Data supplied below:
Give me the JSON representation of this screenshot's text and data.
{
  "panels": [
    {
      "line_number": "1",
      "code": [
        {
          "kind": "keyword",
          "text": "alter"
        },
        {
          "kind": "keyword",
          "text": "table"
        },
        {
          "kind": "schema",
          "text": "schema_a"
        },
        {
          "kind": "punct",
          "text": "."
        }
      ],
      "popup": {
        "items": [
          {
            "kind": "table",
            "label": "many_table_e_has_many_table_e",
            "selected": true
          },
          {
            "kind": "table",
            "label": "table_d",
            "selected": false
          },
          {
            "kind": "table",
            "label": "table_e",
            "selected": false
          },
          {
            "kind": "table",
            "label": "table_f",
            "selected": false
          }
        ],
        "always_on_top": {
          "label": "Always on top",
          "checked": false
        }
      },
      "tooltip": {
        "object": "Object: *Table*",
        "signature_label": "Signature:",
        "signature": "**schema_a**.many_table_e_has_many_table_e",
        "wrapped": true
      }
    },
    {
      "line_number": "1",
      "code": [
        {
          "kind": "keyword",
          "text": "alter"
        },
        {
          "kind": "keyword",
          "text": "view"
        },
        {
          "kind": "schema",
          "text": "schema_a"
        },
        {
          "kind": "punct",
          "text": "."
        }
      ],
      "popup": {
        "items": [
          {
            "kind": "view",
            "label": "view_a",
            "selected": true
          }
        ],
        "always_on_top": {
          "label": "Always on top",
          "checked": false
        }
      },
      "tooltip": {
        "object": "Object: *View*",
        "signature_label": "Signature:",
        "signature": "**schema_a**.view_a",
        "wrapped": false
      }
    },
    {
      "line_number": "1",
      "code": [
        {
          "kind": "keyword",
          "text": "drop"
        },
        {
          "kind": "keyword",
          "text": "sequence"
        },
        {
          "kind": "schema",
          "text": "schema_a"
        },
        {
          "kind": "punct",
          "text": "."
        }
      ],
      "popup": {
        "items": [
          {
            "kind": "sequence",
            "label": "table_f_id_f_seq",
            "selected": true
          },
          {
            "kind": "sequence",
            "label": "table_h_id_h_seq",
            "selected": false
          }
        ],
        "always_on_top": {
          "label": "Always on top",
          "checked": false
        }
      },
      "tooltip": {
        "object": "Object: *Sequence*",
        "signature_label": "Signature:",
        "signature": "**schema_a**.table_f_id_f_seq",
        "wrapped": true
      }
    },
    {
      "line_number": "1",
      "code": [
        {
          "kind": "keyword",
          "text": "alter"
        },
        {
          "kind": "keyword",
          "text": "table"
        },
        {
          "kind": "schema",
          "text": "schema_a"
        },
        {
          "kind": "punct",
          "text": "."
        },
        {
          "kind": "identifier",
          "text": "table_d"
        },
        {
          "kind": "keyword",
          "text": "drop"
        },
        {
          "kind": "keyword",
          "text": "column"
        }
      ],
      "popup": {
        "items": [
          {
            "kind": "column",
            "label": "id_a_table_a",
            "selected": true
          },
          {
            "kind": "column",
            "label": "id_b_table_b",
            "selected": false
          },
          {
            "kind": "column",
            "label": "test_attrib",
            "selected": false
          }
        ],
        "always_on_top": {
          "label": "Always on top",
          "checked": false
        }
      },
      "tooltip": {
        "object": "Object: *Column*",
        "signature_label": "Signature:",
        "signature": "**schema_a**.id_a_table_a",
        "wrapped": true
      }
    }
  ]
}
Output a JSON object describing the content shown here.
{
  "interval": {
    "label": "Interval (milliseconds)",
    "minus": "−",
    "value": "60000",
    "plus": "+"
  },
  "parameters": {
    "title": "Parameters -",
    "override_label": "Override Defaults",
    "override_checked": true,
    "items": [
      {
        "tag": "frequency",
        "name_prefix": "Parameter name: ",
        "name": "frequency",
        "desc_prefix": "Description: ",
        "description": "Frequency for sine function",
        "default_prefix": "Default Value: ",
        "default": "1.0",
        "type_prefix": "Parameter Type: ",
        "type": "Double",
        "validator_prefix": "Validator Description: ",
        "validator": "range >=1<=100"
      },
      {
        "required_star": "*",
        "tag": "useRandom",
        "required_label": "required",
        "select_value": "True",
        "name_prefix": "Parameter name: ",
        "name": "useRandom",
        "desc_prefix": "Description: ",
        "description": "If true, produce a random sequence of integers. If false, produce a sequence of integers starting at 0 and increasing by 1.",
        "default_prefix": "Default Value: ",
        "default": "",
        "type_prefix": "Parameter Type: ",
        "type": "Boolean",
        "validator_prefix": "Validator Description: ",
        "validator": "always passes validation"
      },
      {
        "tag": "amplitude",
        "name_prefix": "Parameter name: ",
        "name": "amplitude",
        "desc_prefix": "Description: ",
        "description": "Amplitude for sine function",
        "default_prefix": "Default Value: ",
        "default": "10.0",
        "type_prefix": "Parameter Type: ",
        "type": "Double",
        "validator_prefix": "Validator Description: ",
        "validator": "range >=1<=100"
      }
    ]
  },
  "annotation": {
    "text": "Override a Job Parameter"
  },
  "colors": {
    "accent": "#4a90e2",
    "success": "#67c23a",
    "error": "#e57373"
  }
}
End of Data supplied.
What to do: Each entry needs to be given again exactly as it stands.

Response below:
Give me the JSON representation of this screenshot's text and data.
{
  "panels": [
    {
      "line_number": "1",
      "code": [
        {
          "kind": "keyword",
          "text": "alter"
        },
        {
          "kind": "keyword",
          "text": "table"
        },
        {
          "kind": "schema",
          "text": "schema_a"
        },
        {
          "kind": "punct",
          "text": "."
        }
      ],
      "popup": {
        "items": [
          {
            "kind": "table",
            "label": "many_table_e_has_many_table_e",
            "selected": true
          },
          {
            "kind": "table",
            "label": "table_d",
            "selected": false
          },
          {
            "kind": "table",
            "label": "table_e",
            "selected": false
          },
          {
            "kind": "table",
            "label": "table_f",
            "selected": false
          }
        ],
        "always_on_top": {
          "label": "Always on top",
          "checked": false
        }
      },
      "tooltip": {
        "object": "Object: *Table*",
        "signature_label": "Signature:",
        "signature": "**schema_a**.many_table_e_has_many_table_e",
        "wrapped": true
      }
    },
    {
      "line_number": "1",
      "code": [
        {
          "kind": "keyword",
          "text": "alter"
        },
        {
          "kind": "keyword",
          "text": "view"
        },
        {
          "kind": "schema",
          "text": "schema_a"
        },
        {
          "kind": "punct",
          "text": "."
        }
      ],
      "popup": {
        "items": [
          {
            "kind": "view",
            "label": "view_a",
            "selected": true
          }
        ],
        "always_on_top": {
          "label": "Always on top",
          "checked": false
        }
      },
      "tooltip": {
        "object": "Object: *View*",
        "signature_label": "Signature:",
        "signature": "**schema_a**.view_a",
        "wrapped": false
      }
    },
    {
      "line_number": "1",
      "code": [
        {
          "kind": "keyword",
          "text": "drop"
        },
        {
          "kind": "keyword",
          "text": "sequence"
        },
        {
          "kind": "schema",
          "text": "schema_a"
        },
        {
          "kind": "punct",
          "text": "."
        }
      ],
      "popup": {
        "items": [
          {
            "kind": "sequence",
            "label": "table_f_id_f_seq",
            "selected": true
          },
          {
            "kind": "sequence",
            "label": "table_h_id_h_seq",
            "selected": false
          }
        ],
        "always_on_top": {
          "label": "Always on top",
          "checked": false
        }
      },
      "tooltip": {
        "object": "Object: *Sequence*",
        "signature_label": "Signature:",
        "signature": "**schema_a**.table_f_id_f_seq",
        "wrapped": true
      }
    },
    {
      "line_number": "1",
      "code": [
        {
          "kind": "keyword",
          "text": "alter"
        },
        {
          "kind": "keyword",
          "text": "table"
        },
        {
          "kind": "schema",
          "text": "schema_a"
        },
        {
          "kind": "punct",
          "text": "."
        },
        {
          "kind": "identifier",
          "text": "table_d"
        },
        {
          "kind": "keyword",
          "text": "drop"
        },
        {
          "kind": "keyword",
          "text": "column"
        }
      ],
      "popup": {
        "items": [
          {
            "kind": "column",
            "label": "id_a_table_a",
            "selected": true
          },
          {
            "kind": "column",
            "label": "id_b_table_b",
            "selected": false
          },
          {
            "kind": "column",
            "label": "test_attrib",
            "selected": false
          }
        ],
        "always_on_top": {
          "label": "Always on top",
          "checked": false
        }
      },
      "tooltip": {
        "object": "Object: *Column*",
        "signature_label": "Signature:",
        "signature": "**schema_a**.id_a_table_a",
        "wrapped": true
      }
    }
  ]
}
Output a JSON object describing the content shown here.
{
  "interval": {
    "label": "Interval (milliseconds)",
    "minus": "−",
    "value": "60000",
    "plus": "+"
  },
  "parameters": {
    "title": "Parameters -",
    "override_label": "Override Defaults",
    "override_checked": true,
    "items": [
      {
        "tag": "frequency",
        "name_prefix": "Parameter name: ",
        "name": "frequency",
        "desc_prefix": "Description: ",
        "description": "Frequency for sine function",
        "default_prefix": "Default Value: ",
        "default": "1.0",
        "type_prefix": "Parameter Type: ",
        "type": "Double",
        "validator_prefix": "Validator Description: ",
        "validator": "range >=1<=100"
      },
      {
        "required_star": "*",
        "tag": "useRandom",
        "required_label": "required",
        "select_value": "True",
        "name_prefix": "Parameter name: ",
        "name": "useRandom",
        "desc_prefix": "Description: ",
        "description": "If true, produce a random sequence of integers. If false, produce a sequence of integers starting at 0 and increasing by 1.",
        "default_prefix": "Default Value: ",
        "default": "",
        "type_prefix": "Parameter Type: ",
        "type": "Boolean",
        "validator_prefix": "Validator Description: ",
        "validator": "always passes validation"
      },
      {
        "tag": "amplitude",
        "name_prefix": "Parameter name: ",
        "name": "amplitude",
        "desc_prefix": "Description: ",
        "description": "Amplitude for sine function",
        "default_prefix": "Default Value: ",
        "default": "10.0",
        "type_prefix": "Parameter Type: ",
        "type": "Double",
        "validator_prefix": "Validator Description: ",
        "validator": "range >=1<=100"
      }
    ]
  },
  "annotation": {
    "text": "Override a Job Parameter"
  },
  "colors": {
    "accent": "#4a90e2",
    "success": "#67c23a",
    "error": "#e57373"
  }
}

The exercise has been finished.